> [THE DATA]:

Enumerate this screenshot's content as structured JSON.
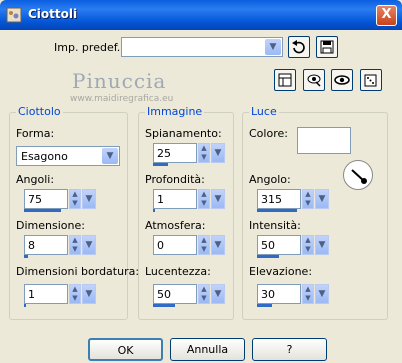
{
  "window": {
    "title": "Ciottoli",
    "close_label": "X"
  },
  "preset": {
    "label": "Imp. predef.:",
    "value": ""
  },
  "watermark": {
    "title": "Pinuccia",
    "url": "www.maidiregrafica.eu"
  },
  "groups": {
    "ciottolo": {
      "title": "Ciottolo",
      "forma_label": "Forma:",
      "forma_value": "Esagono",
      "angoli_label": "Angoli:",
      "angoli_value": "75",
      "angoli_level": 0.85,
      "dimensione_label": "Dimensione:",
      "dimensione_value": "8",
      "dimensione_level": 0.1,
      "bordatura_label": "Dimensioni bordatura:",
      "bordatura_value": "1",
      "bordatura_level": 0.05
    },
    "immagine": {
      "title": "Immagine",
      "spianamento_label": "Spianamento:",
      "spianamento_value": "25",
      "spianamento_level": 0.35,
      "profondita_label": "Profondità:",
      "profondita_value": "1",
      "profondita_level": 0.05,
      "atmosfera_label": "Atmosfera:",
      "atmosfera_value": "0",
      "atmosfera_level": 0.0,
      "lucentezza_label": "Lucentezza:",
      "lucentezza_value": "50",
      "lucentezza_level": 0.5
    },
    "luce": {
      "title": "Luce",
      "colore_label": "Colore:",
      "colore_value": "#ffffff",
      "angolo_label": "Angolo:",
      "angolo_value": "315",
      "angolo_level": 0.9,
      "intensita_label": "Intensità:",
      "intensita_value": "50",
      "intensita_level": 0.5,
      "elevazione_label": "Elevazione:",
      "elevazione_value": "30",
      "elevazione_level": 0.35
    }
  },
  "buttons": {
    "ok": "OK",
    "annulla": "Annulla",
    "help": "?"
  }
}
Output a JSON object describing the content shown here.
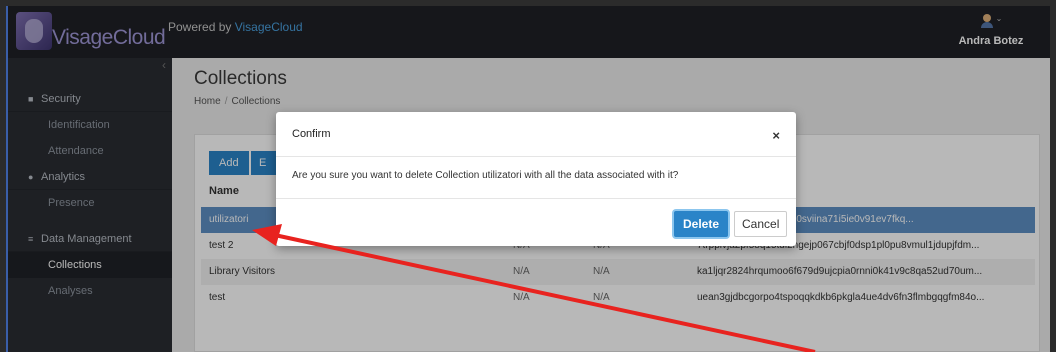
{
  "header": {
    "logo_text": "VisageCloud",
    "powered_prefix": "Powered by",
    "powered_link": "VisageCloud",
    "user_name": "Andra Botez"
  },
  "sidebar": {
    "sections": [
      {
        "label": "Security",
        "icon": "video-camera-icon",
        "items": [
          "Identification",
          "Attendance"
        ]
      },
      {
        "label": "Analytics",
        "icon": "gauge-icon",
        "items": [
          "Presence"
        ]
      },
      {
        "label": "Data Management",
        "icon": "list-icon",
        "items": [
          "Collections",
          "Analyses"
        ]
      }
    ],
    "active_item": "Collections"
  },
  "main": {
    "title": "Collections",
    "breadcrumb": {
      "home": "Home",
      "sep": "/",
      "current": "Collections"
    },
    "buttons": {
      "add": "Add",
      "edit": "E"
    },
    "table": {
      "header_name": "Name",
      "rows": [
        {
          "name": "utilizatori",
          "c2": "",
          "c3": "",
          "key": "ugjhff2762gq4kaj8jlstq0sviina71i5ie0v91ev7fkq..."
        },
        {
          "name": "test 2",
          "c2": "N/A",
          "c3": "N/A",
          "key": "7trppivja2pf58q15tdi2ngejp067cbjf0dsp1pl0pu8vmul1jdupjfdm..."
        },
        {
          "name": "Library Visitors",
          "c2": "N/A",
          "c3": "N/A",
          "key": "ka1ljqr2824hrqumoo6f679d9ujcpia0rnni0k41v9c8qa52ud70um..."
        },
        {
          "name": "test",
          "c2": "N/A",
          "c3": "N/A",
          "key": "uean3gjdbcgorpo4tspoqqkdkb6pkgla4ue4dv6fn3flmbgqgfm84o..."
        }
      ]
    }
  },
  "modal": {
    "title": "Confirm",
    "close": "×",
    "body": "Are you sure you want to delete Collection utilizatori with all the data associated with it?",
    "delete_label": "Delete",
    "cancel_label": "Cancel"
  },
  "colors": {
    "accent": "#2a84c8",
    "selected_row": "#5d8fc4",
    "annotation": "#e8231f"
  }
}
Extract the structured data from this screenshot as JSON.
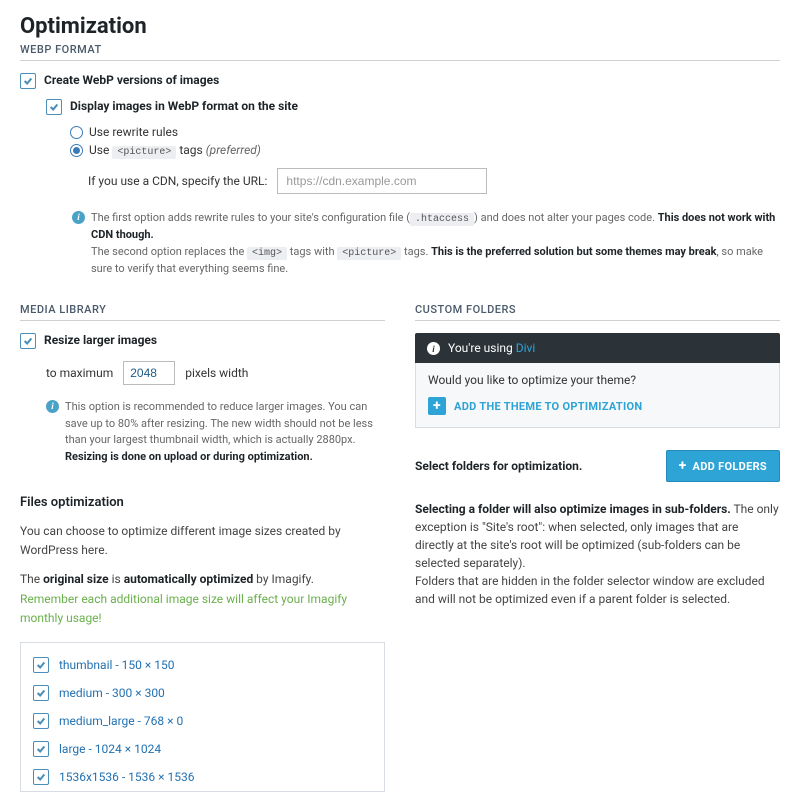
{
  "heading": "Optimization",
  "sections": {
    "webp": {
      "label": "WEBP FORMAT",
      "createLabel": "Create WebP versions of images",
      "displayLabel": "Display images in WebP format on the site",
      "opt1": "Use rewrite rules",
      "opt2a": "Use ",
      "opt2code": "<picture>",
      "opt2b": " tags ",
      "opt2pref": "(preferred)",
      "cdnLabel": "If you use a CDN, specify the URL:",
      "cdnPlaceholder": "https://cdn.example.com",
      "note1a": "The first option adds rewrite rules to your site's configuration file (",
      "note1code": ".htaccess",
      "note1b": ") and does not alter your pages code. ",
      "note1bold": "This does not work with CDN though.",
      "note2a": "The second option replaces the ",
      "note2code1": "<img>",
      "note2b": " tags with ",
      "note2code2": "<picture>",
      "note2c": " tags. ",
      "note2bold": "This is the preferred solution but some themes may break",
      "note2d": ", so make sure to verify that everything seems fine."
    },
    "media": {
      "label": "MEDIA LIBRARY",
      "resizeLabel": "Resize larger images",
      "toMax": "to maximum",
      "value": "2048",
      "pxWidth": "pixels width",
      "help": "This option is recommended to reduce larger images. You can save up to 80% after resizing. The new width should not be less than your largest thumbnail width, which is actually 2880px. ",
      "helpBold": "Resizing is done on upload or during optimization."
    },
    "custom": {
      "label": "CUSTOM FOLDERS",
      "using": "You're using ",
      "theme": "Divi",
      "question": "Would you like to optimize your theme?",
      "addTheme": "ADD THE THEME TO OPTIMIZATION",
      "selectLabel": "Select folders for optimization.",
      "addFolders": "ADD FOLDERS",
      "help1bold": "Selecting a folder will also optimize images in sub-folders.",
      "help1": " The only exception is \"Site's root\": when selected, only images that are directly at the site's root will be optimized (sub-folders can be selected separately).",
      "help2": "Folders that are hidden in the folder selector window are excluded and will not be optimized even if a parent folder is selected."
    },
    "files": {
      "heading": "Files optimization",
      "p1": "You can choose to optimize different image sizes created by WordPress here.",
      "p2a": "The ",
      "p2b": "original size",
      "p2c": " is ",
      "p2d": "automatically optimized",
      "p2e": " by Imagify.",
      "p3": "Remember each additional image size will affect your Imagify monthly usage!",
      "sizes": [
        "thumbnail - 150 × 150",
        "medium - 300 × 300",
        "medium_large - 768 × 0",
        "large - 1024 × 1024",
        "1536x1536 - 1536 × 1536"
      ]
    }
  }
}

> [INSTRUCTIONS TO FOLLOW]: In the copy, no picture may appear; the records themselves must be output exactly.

> [WRITTEN ANSWER]:
Enumerate this screenshot's content as structured JSON.
{
  "window": {
    "title": "Ciottoli",
    "close_label": "X"
  },
  "preset": {
    "label": "Imp. predef.:",
    "value": ""
  },
  "watermark": {
    "title": "Pinuccia",
    "url": "www.maidiregrafica.eu"
  },
  "groups": {
    "ciottolo": {
      "title": "Ciottolo",
      "forma_label": "Forma:",
      "forma_value": "Esagono",
      "angoli_label": "Angoli:",
      "angoli_value": "75",
      "angoli_level": 0.85,
      "dimensione_label": "Dimensione:",
      "dimensione_value": "8",
      "dimensione_level": 0.1,
      "bordatura_label": "Dimensioni bordatura:",
      "bordatura_value": "1",
      "bordatura_level": 0.05
    },
    "immagine": {
      "title": "Immagine",
      "spianamento_label": "Spianamento:",
      "spianamento_value": "25",
      "spianamento_level": 0.35,
      "profondita_label": "Profondità:",
      "profondita_value": "1",
      "profondita_level": 0.05,
      "atmosfera_label": "Atmosfera:",
      "atmosfera_value": "0",
      "atmosfera_level": 0.0,
      "lucentezza_label": "Lucentezza:",
      "lucentezza_value": "50",
      "lucentezza_level": 0.5
    },
    "luce": {
      "title": "Luce",
      "colore_label": "Colore:",
      "colore_value": "#ffffff",
      "angolo_label": "Angolo:",
      "angolo_value": "315",
      "angolo_level": 0.9,
      "intensita_label": "Intensità:",
      "intensita_value": "50",
      "intensita_level": 0.5,
      "elevazione_label": "Elevazione:",
      "elevazione_value": "30",
      "elevazione_level": 0.35
    }
  },
  "buttons": {
    "ok": "OK",
    "annulla": "Annulla",
    "help": "?"
  }
}
Output a JSON object describing the content shown here.
{
  "header": {
    "logo_text": "VisageCloud",
    "powered_prefix": "Powered by",
    "powered_link": "VisageCloud",
    "user_name": "Andra Botez"
  },
  "sidebar": {
    "sections": [
      {
        "label": "Security",
        "icon": "video-camera-icon",
        "items": [
          "Identification",
          "Attendance"
        ]
      },
      {
        "label": "Analytics",
        "icon": "gauge-icon",
        "items": [
          "Presence"
        ]
      },
      {
        "label": "Data Management",
        "icon": "list-icon",
        "items": [
          "Collections",
          "Analyses"
        ]
      }
    ],
    "active_item": "Collections"
  },
  "main": {
    "title": "Collections",
    "breadcrumb": {
      "home": "Home",
      "sep": "/",
      "current": "Collections"
    },
    "buttons": {
      "add": "Add",
      "edit": "E"
    },
    "table": {
      "header_name": "Name",
      "rows": [
        {
          "name": "utilizatori",
          "c2": "",
          "c3": "",
          "key": "ugjhff2762gq4kaj8jlstq0sviina71i5ie0v91ev7fkq..."
        },
        {
          "name": "test 2",
          "c2": "N/A",
          "c3": "N/A",
          "key": "7trppivja2pf58q15tdi2ngejp067cbjf0dsp1pl0pu8vmul1jdupjfdm..."
        },
        {
          "name": "Library Visitors",
          "c2": "N/A",
          "c3": "N/A",
          "key": "ka1ljqr2824hrqumoo6f679d9ujcpia0rnni0k41v9c8qa52ud70um..."
        },
        {
          "name": "test",
          "c2": "N/A",
          "c3": "N/A",
          "key": "uean3gjdbcgorpo4tspoqqkdkb6pkgla4ue4dv6fn3flmbgqgfm84o..."
        }
      ]
    }
  },
  "modal": {
    "title": "Confirm",
    "close": "×",
    "body": "Are you sure you want to delete Collection utilizatori with all the data associated with it?",
    "delete_label": "Delete",
    "cancel_label": "Cancel"
  },
  "colors": {
    "accent": "#2a84c8",
    "selected_row": "#5d8fc4",
    "annotation": "#e8231f"
  }
}
Extract the structured data from this screenshot as JSON.
{
  "heading": "Optimization",
  "sections": {
    "webp": {
      "label": "WEBP FORMAT",
      "createLabel": "Create WebP versions of images",
      "displayLabel": "Display images in WebP format on the site",
      "opt1": "Use rewrite rules",
      "opt2a": "Use ",
      "opt2code": "<picture>",
      "opt2b": " tags ",
      "opt2pref": "(preferred)",
      "cdnLabel": "If you use a CDN, specify the URL:",
      "cdnPlaceholder": "https://cdn.example.com",
      "note1a": "The first option adds rewrite rules to your site's configuration file (",
      "note1code": ".htaccess",
      "note1b": ") and does not alter your pages code. ",
      "note1bold": "This does not work with CDN though.",
      "note2a": "The second option replaces the ",
      "note2code1": "<img>",
      "note2b": " tags with ",
      "note2code2": "<picture>",
      "note2c": " tags. ",
      "note2bold": "This is the preferred solution but some themes may break",
      "note2d": ", so make sure to verify that everything seems fine."
    },
    "media": {
      "label": "MEDIA LIBRARY",
      "resizeLabel": "Resize larger images",
      "toMax": "to maximum",
      "value": "2048",
      "pxWidth": "pixels width",
      "help": "This option is recommended to reduce larger images. You can save up to 80% after resizing. The new width should not be less than your largest thumbnail width, which is actually 2880px. ",
      "helpBold": "Resizing is done on upload or during optimization."
    },
    "custom": {
      "label": "CUSTOM FOLDERS",
      "using": "You're using ",
      "theme": "Divi",
      "question": "Would you like to optimize your theme?",
      "addTheme": "ADD THE THEME TO OPTIMIZATION",
      "selectLabel": "Select folders for optimization.",
      "addFolders": "ADD FOLDERS",
      "help1bold": "Selecting a folder will also optimize images in sub-folders.",
      "help1": " The only exception is \"Site's root\": when selected, only images that are directly at the site's root will be optimized (sub-folders can be selected separately).",
      "help2": "Folders that are hidden in the folder selector window are excluded and will not be optimized even if a parent folder is selected."
    },
    "files": {
      "heading": "Files optimization",
      "p1": "You can choose to optimize different image sizes created by WordPress here.",
      "p2a": "The ",
      "p2b": "original size",
      "p2c": " is ",
      "p2d": "automatically optimized",
      "p2e": " by Imagify.",
      "p3": "Remember each additional image size will affect your Imagify monthly usage!",
      "sizes": [
        "thumbnail - 150 × 150",
        "medium - 300 × 300",
        "medium_large - 768 × 0",
        "large - 1024 × 1024",
        "1536x1536 - 1536 × 1536"
      ]
    }
  }
}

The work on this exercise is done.